- Be recognized as a market leader for developing solutions to meet global cooling demand sustainably.
- Shape the specifications for the AC prize being discussed and developed across multiple markets.
- Raise awareness and acceptance of new market designs and models.
- Gain access to the Global AC Market Tracking Tool, which contains financial and technical data from the world’s fastest-growing markets and top-performing models.
- Take advantage of the new and expanded R&D commitments and collaborations among governments and industry to develop the next generation of cooling technologies.
- Be part of delivering on respective and shared climate and clean energy goals.
Be a part of the CEM’s AC Challenge.
The AC Challenge’s founding members include the United States, India, China, Canada, and Saudi Arabia who have committed to implementing policies to stimulate demand through energy efficiency labeling and promotion efforts, procurement and energy efficiency challenges and prizes, or other market transformation programs. CEM calls on other governments and businesses to enter the AC Challenge and make their own commitments.
Many companies and businesses have already responded to the call-to-action issued by the CEM AC Challenge, including Ingersoll Rand, Honeywell, Danfoss, Goodman, Daikin Applied, and the San Francisco International Airport. The AC Challenge also received supporting commitments from leading organizations, including the Children’s Investment Fund Foundation, the Institute for Governance and Sustainable Development, the ClimateWorks, the Natural Resources Defense Council, and the United Nations Environment Programme.
Since the seventh Clean Energy Ministerial, AC Challenge participants have worked hard on their advanced cooling product goals. Recently, several participants reported on their accomplishments, including the following:
- Daikin sold over 10 million ACs that rely on climate-friendly refrigerants.
- Policy development and technical assistance projects in nearly 20 countries across four regions (Southern Africa, Southeast Asia, Pacific Islands, and Central America).
- Seven new energy-efficient and climate-friendly product series have been deployed by two participating manufacturers (TORO WATT and Ingersoll Rand).
- Participating manufacturers have launched production of new climate-friendly refrigerants and are testing energy-efficient HVAC components to release in the United States and beyond.
See each box below for full descriptions of commitments and 2017 progress updates. Read more about the original commitments to the campaign made in 2016 in the Advanced Cooling Challenge CEM7 Press Release.
The AC Challenge has developed the AC Market Tracker to show the status of cooling products in participating countries and beyond. It is an online tool that contains data on cooling products, such as energy efficiency, refrigerant, price, price versus efficiency and capacity, and so on. Policy makers, industry stakeholders, institutions, and consumers can use it to support policy design, research, and purchase decisions. The tool is available at http://www.iea.org/cem/AC-Challenge/.
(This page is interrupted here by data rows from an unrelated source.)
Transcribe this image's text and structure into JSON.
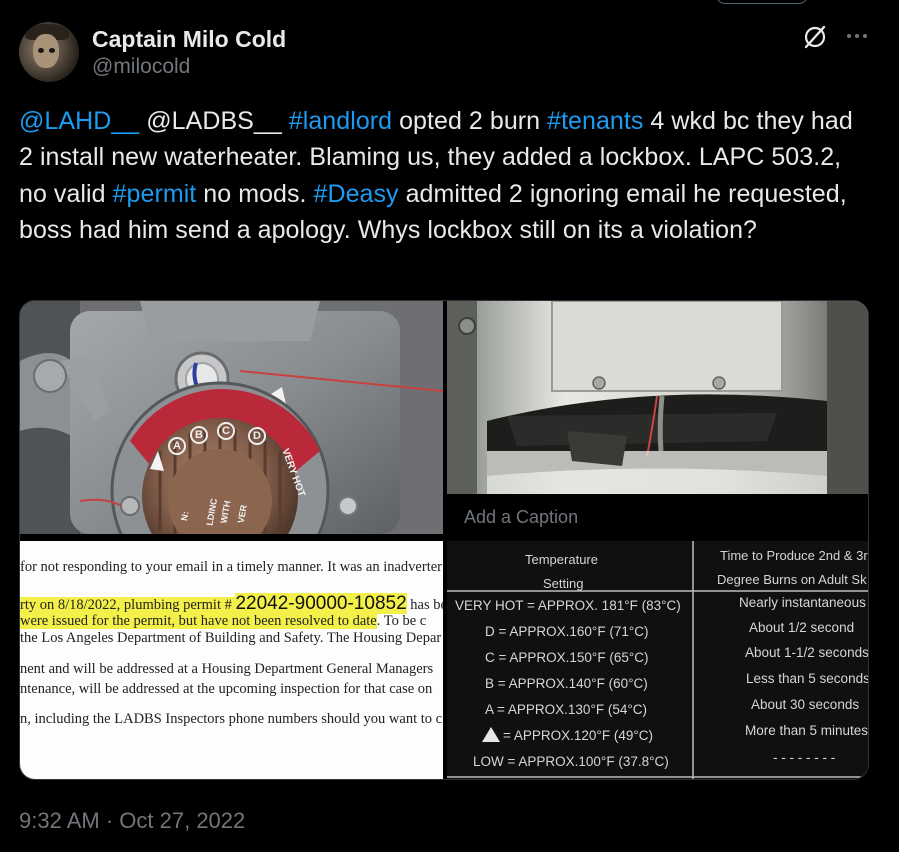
{
  "author": {
    "display_name": "Captain Milo Cold",
    "handle": "@milocold"
  },
  "icons": {
    "grok": "grok-icon",
    "more": "more-options-icon"
  },
  "tweet": {
    "segments": [
      {
        "text": "@LAHD__",
        "link": true
      },
      {
        "text": " @LADBS__ ",
        "link": false
      },
      {
        "text": "#landlord",
        "link": true
      },
      {
        "text": " opted 2 burn ",
        "link": false
      },
      {
        "text": "#tenants",
        "link": true
      },
      {
        "text": " 4 wkd bc they had 2 install new waterheater. Blaming us, they added a lockbox. LAPC 503.2, no valid ",
        "link": false
      },
      {
        "text": "#permit",
        "link": true
      },
      {
        "text": " no mods. ",
        "link": false
      },
      {
        "text": "#Deasy",
        "link": true
      },
      {
        "text": " admitted 2 ignoring email he requested, boss had him send a apology. Whys lockbox still on its a violation?",
        "link": false
      }
    ]
  },
  "media": {
    "caption_placeholder": "Add a Caption",
    "dial_labels": [
      "A",
      "B",
      "C",
      "D"
    ],
    "dial_very_hot": "VERY HOT",
    "dial_text": [
      "N:",
      "LDINC",
      "WITH",
      "VER"
    ],
    "document_lines": [
      {
        "pre": "for not responding to your email in a timely manner. It was an inadverter",
        "hl": "",
        "big": "",
        "post": ""
      },
      {
        "pre": "",
        "hl": "rty on 8/18/2022,  plumbing permit # ",
        "big": "22042-90000-10852",
        "post": "  has be"
      },
      {
        "pre": "",
        "hl": "were issued for the permit, but have not been resolved to date",
        "big": "",
        "post": ". To be c"
      },
      {
        "pre": "the Los Angeles Department of Building and Safety. The Housing Depar",
        "hl": "",
        "big": "",
        "post": ""
      },
      {
        "pre": "nent and will be addressed at a Housing Department General Managers",
        "hl": "",
        "big": "",
        "post": ""
      },
      {
        "pre": "ntenance, will be addressed at the upcoming inspection for that case on",
        "hl": "",
        "big": "",
        "post": ""
      },
      {
        "pre": "n, including the LADBS Inspectors phone numbers should you want to c",
        "hl": "",
        "big": "",
        "post": ""
      }
    ],
    "temp_table": {
      "col1_header": [
        "Temperature",
        "Setting"
      ],
      "col2_header": [
        "Time to Produce 2nd & 3r",
        "Degree Burns on Adult Sk"
      ],
      "rows": [
        {
          "setting": "VERY HOT =  APPROX. 181°F (83°C)",
          "time": "Nearly instantaneous"
        },
        {
          "setting": "D = APPROX.160°F (71°C)",
          "time": "About 1/2 second"
        },
        {
          "setting": "C = APPROX.150°F (65°C)",
          "time": "About 1-1/2 seconds"
        },
        {
          "setting": "B = APPROX.140°F (60°C)",
          "time": "Less than 5 seconds"
        },
        {
          "setting": "A = APPROX.130°F (54°C)",
          "time": "About 30 seconds"
        },
        {
          "setting": "= APPROX.120°F (49°C)",
          "time": "More than 5 minutes"
        },
        {
          "setting": "LOW = APPROX.100°F (37.8°C)",
          "time": "- - - - - - - -"
        }
      ]
    }
  },
  "timestamp": {
    "time": "9:32 AM",
    "separator": " · ",
    "date": "Oct 27, 2022"
  },
  "colors": {
    "background": "#000000",
    "text": "#e7e9ea",
    "secondary": "#71767b",
    "link": "#1d9bf0",
    "highlight": "#f4f04a"
  }
}
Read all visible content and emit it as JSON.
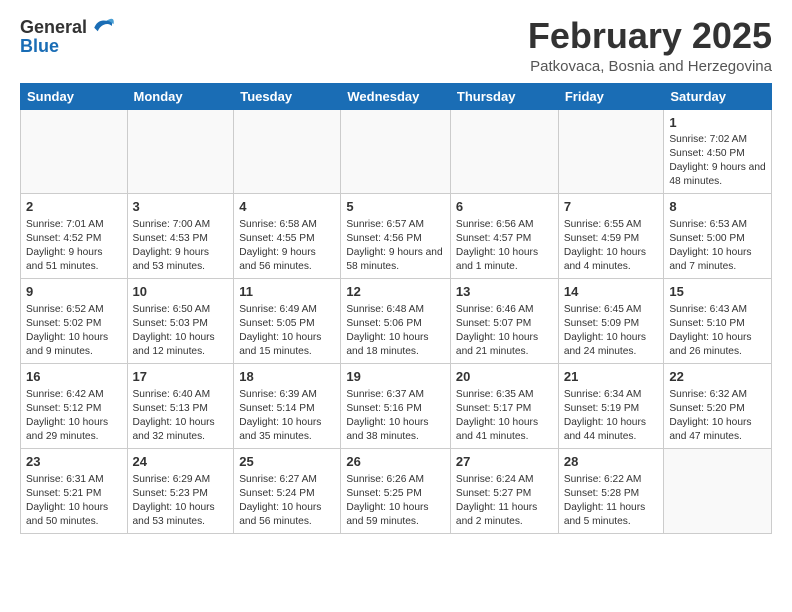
{
  "header": {
    "logo_line1": "General",
    "logo_line2": "Blue",
    "title": "February 2025",
    "subtitle": "Patkovaca, Bosnia and Herzegovina"
  },
  "days_of_week": [
    "Sunday",
    "Monday",
    "Tuesday",
    "Wednesday",
    "Thursday",
    "Friday",
    "Saturday"
  ],
  "weeks": [
    [
      {
        "day": "",
        "info": ""
      },
      {
        "day": "",
        "info": ""
      },
      {
        "day": "",
        "info": ""
      },
      {
        "day": "",
        "info": ""
      },
      {
        "day": "",
        "info": ""
      },
      {
        "day": "",
        "info": ""
      },
      {
        "day": "1",
        "info": "Sunrise: 7:02 AM\nSunset: 4:50 PM\nDaylight: 9 hours and 48 minutes."
      }
    ],
    [
      {
        "day": "2",
        "info": "Sunrise: 7:01 AM\nSunset: 4:52 PM\nDaylight: 9 hours and 51 minutes."
      },
      {
        "day": "3",
        "info": "Sunrise: 7:00 AM\nSunset: 4:53 PM\nDaylight: 9 hours and 53 minutes."
      },
      {
        "day": "4",
        "info": "Sunrise: 6:58 AM\nSunset: 4:55 PM\nDaylight: 9 hours and 56 minutes."
      },
      {
        "day": "5",
        "info": "Sunrise: 6:57 AM\nSunset: 4:56 PM\nDaylight: 9 hours and 58 minutes."
      },
      {
        "day": "6",
        "info": "Sunrise: 6:56 AM\nSunset: 4:57 PM\nDaylight: 10 hours and 1 minute."
      },
      {
        "day": "7",
        "info": "Sunrise: 6:55 AM\nSunset: 4:59 PM\nDaylight: 10 hours and 4 minutes."
      },
      {
        "day": "8",
        "info": "Sunrise: 6:53 AM\nSunset: 5:00 PM\nDaylight: 10 hours and 7 minutes."
      }
    ],
    [
      {
        "day": "9",
        "info": "Sunrise: 6:52 AM\nSunset: 5:02 PM\nDaylight: 10 hours and 9 minutes."
      },
      {
        "day": "10",
        "info": "Sunrise: 6:50 AM\nSunset: 5:03 PM\nDaylight: 10 hours and 12 minutes."
      },
      {
        "day": "11",
        "info": "Sunrise: 6:49 AM\nSunset: 5:05 PM\nDaylight: 10 hours and 15 minutes."
      },
      {
        "day": "12",
        "info": "Sunrise: 6:48 AM\nSunset: 5:06 PM\nDaylight: 10 hours and 18 minutes."
      },
      {
        "day": "13",
        "info": "Sunrise: 6:46 AM\nSunset: 5:07 PM\nDaylight: 10 hours and 21 minutes."
      },
      {
        "day": "14",
        "info": "Sunrise: 6:45 AM\nSunset: 5:09 PM\nDaylight: 10 hours and 24 minutes."
      },
      {
        "day": "15",
        "info": "Sunrise: 6:43 AM\nSunset: 5:10 PM\nDaylight: 10 hours and 26 minutes."
      }
    ],
    [
      {
        "day": "16",
        "info": "Sunrise: 6:42 AM\nSunset: 5:12 PM\nDaylight: 10 hours and 29 minutes."
      },
      {
        "day": "17",
        "info": "Sunrise: 6:40 AM\nSunset: 5:13 PM\nDaylight: 10 hours and 32 minutes."
      },
      {
        "day": "18",
        "info": "Sunrise: 6:39 AM\nSunset: 5:14 PM\nDaylight: 10 hours and 35 minutes."
      },
      {
        "day": "19",
        "info": "Sunrise: 6:37 AM\nSunset: 5:16 PM\nDaylight: 10 hours and 38 minutes."
      },
      {
        "day": "20",
        "info": "Sunrise: 6:35 AM\nSunset: 5:17 PM\nDaylight: 10 hours and 41 minutes."
      },
      {
        "day": "21",
        "info": "Sunrise: 6:34 AM\nSunset: 5:19 PM\nDaylight: 10 hours and 44 minutes."
      },
      {
        "day": "22",
        "info": "Sunrise: 6:32 AM\nSunset: 5:20 PM\nDaylight: 10 hours and 47 minutes."
      }
    ],
    [
      {
        "day": "23",
        "info": "Sunrise: 6:31 AM\nSunset: 5:21 PM\nDaylight: 10 hours and 50 minutes."
      },
      {
        "day": "24",
        "info": "Sunrise: 6:29 AM\nSunset: 5:23 PM\nDaylight: 10 hours and 53 minutes."
      },
      {
        "day": "25",
        "info": "Sunrise: 6:27 AM\nSunset: 5:24 PM\nDaylight: 10 hours and 56 minutes."
      },
      {
        "day": "26",
        "info": "Sunrise: 6:26 AM\nSunset: 5:25 PM\nDaylight: 10 hours and 59 minutes."
      },
      {
        "day": "27",
        "info": "Sunrise: 6:24 AM\nSunset: 5:27 PM\nDaylight: 11 hours and 2 minutes."
      },
      {
        "day": "28",
        "info": "Sunrise: 6:22 AM\nSunset: 5:28 PM\nDaylight: 11 hours and 5 minutes."
      },
      {
        "day": "",
        "info": ""
      }
    ]
  ]
}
The AC Challenge leverages the work of CEM’s Super-efficient Equipment and Appliance Deployment (SEAD) initiative, and builds on a public-private roundtable discussion on Energy Efficient Cooling and Demand Response at the fifth Clean Energy Ministerial in May 2014.
Why it’s needed
To foster prosperous and healthy societies. Access to cooling has been linked to improved health, productivity, economic growth, and education.
To achieve energy, development, and climate goals. Improving the average efficiency of air conditioners sold in 2030 by 30% could reduce emissions by up to 25 billion tonnes of CO2 over the lifetime of the equipment, equivalent to avoiding as many as 1,500 average (500-megawatt) power plants.
To strengthen electric service reliability while saving resources. The cheapest megawatt is the one not used. A 30% improvement in air conditioner efficiency in 2030 would reduce peak electricity demand by as much as 340–790 gigawatts over the lifetime of the equipment, reducing stress on the delivery system, avoiding expensive infrastructure construction to meet growing demand, and saving consumers money.